Why Traders Are Selling Calls in BB&T

| About: BB&T Corporation (BBT)

By David Russell

BB&T hasn't traded over $30 since December 2008, and some traders apparently think that will continue to be the case.

optionMONSTER's tracking programs detected heavy call selling in the North Carolina lender as investors accepted premium in return for surrendering future gains. The April 30 contracts traded 4,480 times, with institutional-sized transactions pricing for $0.35 to $0.42.

BBT Chart

BBT rose 3.30 percent to $28.21 yesterday. The stock is up 11 percent so far this year and is trying to hold support above the $26.50 area where they peaked in December.

The shares have been unable to regain the levels where they traded before the last earnings report on Jan. 23, when profit came in better than expected because fewer loans were going delinquent. BBT stock failed to hold the $29.85 level where it traded before the release and formed a "shooting-star candlestick" formation, which some chart watchers may interpret as evidence of a top.

Other investors wrote about 2,000 April 29 calls, mostly for $0.68 to $0.73, according to optionMONSTER data.
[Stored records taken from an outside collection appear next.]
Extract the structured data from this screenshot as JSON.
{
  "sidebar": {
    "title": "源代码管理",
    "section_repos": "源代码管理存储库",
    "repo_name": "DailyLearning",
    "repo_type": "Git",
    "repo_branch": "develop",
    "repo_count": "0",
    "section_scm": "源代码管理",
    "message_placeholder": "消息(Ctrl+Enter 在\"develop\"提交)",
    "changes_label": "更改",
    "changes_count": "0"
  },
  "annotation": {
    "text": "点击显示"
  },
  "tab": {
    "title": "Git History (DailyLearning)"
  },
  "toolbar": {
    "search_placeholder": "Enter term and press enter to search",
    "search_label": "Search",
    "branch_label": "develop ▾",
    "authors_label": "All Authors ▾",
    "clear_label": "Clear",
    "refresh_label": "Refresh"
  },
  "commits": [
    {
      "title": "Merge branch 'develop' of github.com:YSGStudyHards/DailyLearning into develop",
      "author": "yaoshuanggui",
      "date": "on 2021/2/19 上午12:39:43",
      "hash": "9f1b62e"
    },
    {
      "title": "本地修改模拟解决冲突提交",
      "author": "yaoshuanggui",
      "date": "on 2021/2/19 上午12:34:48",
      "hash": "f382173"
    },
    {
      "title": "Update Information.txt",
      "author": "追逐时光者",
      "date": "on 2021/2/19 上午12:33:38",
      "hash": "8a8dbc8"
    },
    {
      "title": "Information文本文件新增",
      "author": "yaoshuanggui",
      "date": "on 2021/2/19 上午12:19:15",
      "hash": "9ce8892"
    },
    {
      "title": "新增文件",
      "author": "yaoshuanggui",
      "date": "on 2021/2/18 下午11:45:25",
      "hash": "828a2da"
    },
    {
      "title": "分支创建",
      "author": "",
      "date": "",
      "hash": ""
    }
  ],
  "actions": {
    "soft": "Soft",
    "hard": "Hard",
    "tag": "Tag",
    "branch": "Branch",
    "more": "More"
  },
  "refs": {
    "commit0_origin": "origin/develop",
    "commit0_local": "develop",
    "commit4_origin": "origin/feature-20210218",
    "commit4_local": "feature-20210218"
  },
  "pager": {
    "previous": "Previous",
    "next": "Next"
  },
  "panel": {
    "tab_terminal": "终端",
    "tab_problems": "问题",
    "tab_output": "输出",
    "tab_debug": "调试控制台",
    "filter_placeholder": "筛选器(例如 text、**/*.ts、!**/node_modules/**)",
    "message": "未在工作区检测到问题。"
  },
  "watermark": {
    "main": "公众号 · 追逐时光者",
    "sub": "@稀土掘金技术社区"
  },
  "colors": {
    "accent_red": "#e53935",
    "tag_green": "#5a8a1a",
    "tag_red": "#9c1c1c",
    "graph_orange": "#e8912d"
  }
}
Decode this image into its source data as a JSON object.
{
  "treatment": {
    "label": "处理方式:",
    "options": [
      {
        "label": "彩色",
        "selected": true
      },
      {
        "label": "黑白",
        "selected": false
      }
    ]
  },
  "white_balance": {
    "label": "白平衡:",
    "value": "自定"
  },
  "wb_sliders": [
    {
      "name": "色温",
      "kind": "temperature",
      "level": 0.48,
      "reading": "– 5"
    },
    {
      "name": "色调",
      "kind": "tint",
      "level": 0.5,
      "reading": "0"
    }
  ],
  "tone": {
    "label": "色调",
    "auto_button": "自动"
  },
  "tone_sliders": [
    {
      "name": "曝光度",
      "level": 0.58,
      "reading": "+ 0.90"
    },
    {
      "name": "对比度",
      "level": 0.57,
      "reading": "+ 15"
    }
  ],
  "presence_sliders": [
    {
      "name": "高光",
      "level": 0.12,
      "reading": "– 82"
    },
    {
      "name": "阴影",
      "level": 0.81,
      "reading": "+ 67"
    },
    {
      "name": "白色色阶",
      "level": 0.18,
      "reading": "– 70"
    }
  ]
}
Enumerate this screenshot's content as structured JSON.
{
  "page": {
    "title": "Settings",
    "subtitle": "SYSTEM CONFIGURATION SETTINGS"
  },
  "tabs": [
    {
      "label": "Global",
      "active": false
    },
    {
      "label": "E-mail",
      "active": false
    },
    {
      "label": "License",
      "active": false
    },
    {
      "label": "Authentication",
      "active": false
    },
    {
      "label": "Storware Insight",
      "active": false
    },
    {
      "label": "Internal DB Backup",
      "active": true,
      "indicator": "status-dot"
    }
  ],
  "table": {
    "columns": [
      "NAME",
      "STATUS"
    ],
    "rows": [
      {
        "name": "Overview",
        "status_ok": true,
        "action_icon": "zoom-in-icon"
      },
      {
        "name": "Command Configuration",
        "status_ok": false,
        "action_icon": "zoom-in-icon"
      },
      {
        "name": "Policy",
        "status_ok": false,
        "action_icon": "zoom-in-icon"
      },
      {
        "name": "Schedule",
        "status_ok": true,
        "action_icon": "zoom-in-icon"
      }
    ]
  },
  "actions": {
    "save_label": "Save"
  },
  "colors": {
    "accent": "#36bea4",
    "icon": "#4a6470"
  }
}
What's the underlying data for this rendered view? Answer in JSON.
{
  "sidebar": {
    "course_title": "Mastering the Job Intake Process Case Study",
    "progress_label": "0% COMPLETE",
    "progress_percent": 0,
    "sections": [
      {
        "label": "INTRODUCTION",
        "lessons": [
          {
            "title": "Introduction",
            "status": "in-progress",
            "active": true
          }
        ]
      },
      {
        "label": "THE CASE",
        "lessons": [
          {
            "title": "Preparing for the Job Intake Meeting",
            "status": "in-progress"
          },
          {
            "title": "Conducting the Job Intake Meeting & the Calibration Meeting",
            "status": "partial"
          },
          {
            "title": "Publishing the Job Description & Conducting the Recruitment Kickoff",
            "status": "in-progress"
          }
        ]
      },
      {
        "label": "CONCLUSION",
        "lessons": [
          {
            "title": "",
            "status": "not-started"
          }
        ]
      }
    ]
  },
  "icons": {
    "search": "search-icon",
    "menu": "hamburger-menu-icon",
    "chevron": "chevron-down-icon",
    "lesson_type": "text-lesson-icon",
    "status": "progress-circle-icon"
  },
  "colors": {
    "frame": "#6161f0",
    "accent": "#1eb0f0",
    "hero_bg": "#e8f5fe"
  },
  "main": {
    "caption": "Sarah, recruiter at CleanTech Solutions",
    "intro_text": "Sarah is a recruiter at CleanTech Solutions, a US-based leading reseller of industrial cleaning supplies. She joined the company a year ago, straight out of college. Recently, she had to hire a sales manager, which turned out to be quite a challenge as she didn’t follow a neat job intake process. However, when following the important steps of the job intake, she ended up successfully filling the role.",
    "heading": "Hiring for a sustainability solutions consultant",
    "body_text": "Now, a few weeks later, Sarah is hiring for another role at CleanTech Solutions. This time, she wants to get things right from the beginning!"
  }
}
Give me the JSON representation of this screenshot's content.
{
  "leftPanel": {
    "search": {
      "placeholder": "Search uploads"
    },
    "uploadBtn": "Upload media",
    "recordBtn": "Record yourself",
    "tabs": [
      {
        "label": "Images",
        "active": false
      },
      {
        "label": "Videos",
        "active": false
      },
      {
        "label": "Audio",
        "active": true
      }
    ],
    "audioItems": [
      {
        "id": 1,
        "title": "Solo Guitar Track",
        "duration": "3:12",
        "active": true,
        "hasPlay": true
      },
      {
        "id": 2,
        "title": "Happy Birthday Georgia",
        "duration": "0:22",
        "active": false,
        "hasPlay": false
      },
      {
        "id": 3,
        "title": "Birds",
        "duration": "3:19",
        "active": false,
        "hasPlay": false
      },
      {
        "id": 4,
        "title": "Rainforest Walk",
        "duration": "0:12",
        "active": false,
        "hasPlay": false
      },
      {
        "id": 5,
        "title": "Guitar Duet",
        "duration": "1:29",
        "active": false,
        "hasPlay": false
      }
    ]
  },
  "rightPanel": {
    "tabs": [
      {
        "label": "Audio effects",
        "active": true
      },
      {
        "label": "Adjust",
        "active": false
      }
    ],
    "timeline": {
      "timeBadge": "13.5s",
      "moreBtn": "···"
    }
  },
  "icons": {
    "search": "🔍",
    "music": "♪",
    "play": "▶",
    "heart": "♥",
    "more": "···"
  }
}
There was also heavy selling of the April 28 calls for $1.56 to 1.93.

In another potentially bearish trade, money flowed into the April 26 puts for $0.56 to $0.83. None of the April strikes had any open interest coming into the session.

Overall options volume in BBT was about five times greater than average in the session.

(Chart courtesy of tradeMONSTER)